Honourable Senators, I recently had the pleasure of attending the 2013 Governor General’s Award in Commemoration of the Persons Case. This award pays tribute to a group of women from my home province of Alberta, who brought about the Persons Case, known collectively, as the Famous Five. These women truly exhibited the spirit for which Albertans are known: standing up for what is right and working tirelessly until the goal is accomplished.
Edmonton’s Emily Murphy, the first female magistrate in the British Empire, spent twelve years leading the charge to have women recognized as legal persons and who – because of her gender – was rejected 5 times for a Senate appointment!
Historically, a party of five was required to petition the government for a legal ruling, so Judge Emily Murphy brought the Famous Five together.
In 1917, Louise McKinney was not only the first woman to be elected to Alberta’s Legislature, she was the first woman elected in a legislature in the entire British Empire. She joined the movement for women to have the right to vote, and for property rights.

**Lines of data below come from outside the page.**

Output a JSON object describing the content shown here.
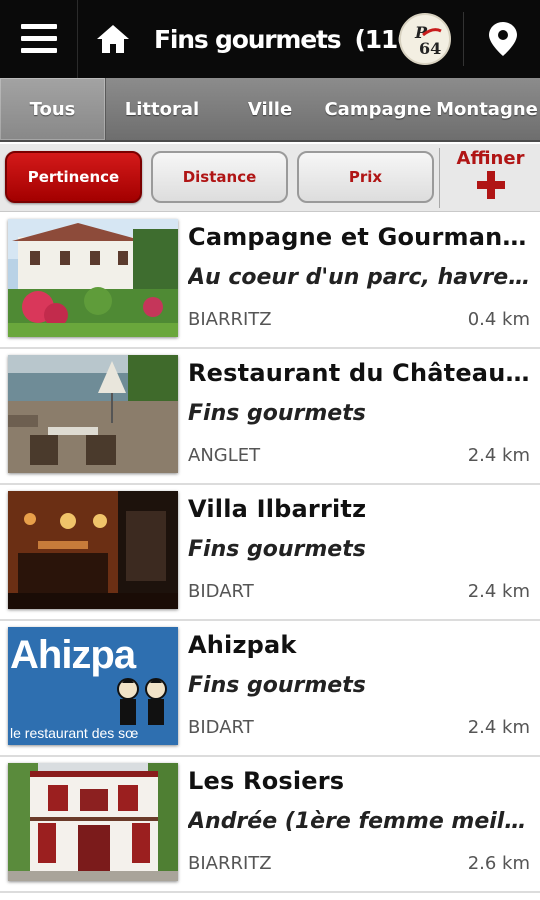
{
  "header": {
    "title": "Fins gourmets",
    "count": "(116)",
    "logo_text": "P 64",
    "icons": [
      "menu-icon",
      "home-icon",
      "location-pin-icon"
    ]
  },
  "tabs": [
    {
      "label": "Tous",
      "active": true
    },
    {
      "label": "Littoral",
      "active": false
    },
    {
      "label": "Ville",
      "active": false
    },
    {
      "label": "Campagne",
      "active": false
    },
    {
      "label": "Montagne",
      "active": false
    }
  ],
  "sort": {
    "pertinence": "Pertinence",
    "distance": "Distance",
    "prix": "Prix",
    "active": "Pertinence",
    "affiner": "Affiner",
    "affiner_icon": "plus-icon"
  },
  "results": [
    {
      "name": "Campagne et Gourmand...",
      "desc": "Au coeur d'un parc, havre de...",
      "city": "BIARRITZ",
      "distance": "0.4 km"
    },
    {
      "name": "Restaurant du Château ...",
      "desc": "Fins gourmets",
      "city": "ANGLET",
      "distance": "2.4 km"
    },
    {
      "name": "Villa Ilbarritz",
      "desc": "Fins gourmets",
      "city": "BIDART",
      "distance": "2.4 km"
    },
    {
      "name": "Ahizpak",
      "desc": "Fins gourmets",
      "city": "BIDART",
      "distance": "2.4 km",
      "thumb_text": "Ahizpa",
      "thumb_subtext": "le restaurant des sœ"
    },
    {
      "name": "Les Rosiers",
      "desc": "Andrée (1ère femme meilleu...",
      "city": "BIARRITZ",
      "distance": "2.6 km"
    }
  ],
  "colors": {
    "topbar": "#0a0a0a",
    "accent_red": "#b01515",
    "tab_bar": "#7d7d7d"
  }
}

Nellie McClung was a Member of the Alberta Legislature who also fought for the right of women to vote in Canada. She used her sense of humour and talent for public speaking to rally people to support the Person’s Case.

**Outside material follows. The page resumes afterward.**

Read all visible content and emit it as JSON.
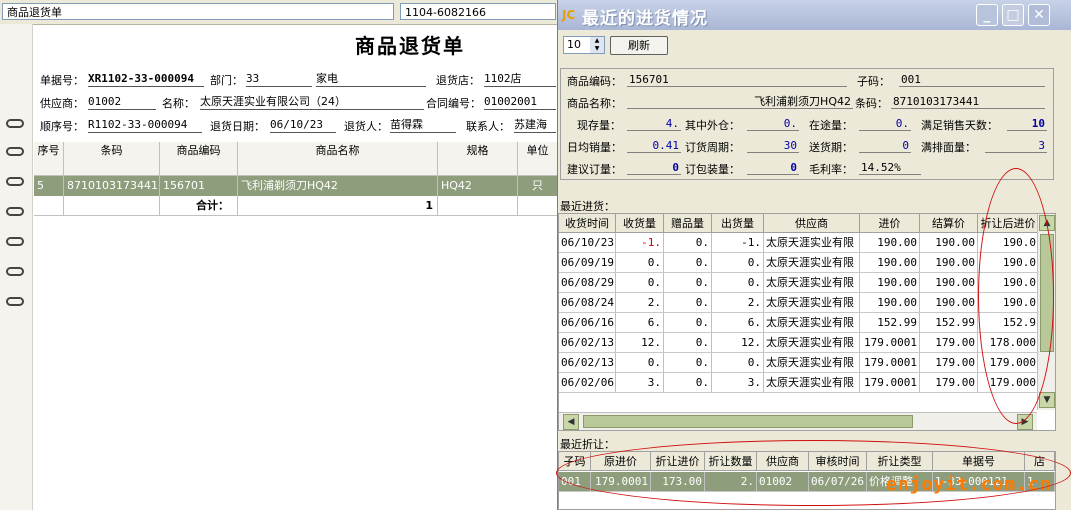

Irene Parlby, also a member of the Alberta Legislature was the second female Cabinet Minister in the British Empire; and was a sitting MLA when she joined forces with the Famous Five, bringing with her the support of the province of Alberta. She was also the first woman to serve on the CBC’s Board of Governors.
Henrietta Muir Edwards was seventy-eight years old when she joined the struggle for women to legally be declared persons. She was also an artist, legal expert, and publisher and was instrumental in the establishment of the Victorian Order of Nurses in 1897.
When the Supreme Court ruled against them: the Famous Five appealed to the final court of appeal, the British Privy Council and won! The Privy Council declared “the British North America Act” planted in Canada a living tree capable of growth and expansion. Their Lordships concluded that the word “person” in Section 24 includes members of both sexes and that indeed; women are eligible to become members of the Senate of Canada.
On October 18, 1929, their hard work and perseverance led to the legal ruling that women were to be included in the definition of a person.
It is because of their commitment to equality that today, I and all women are able to become Senators and speak in this Chamber.
Let us never forget the sacrifices they made to build a more equal society and, like the present day recipients of the Governor General’s Award, continually strive to do the same.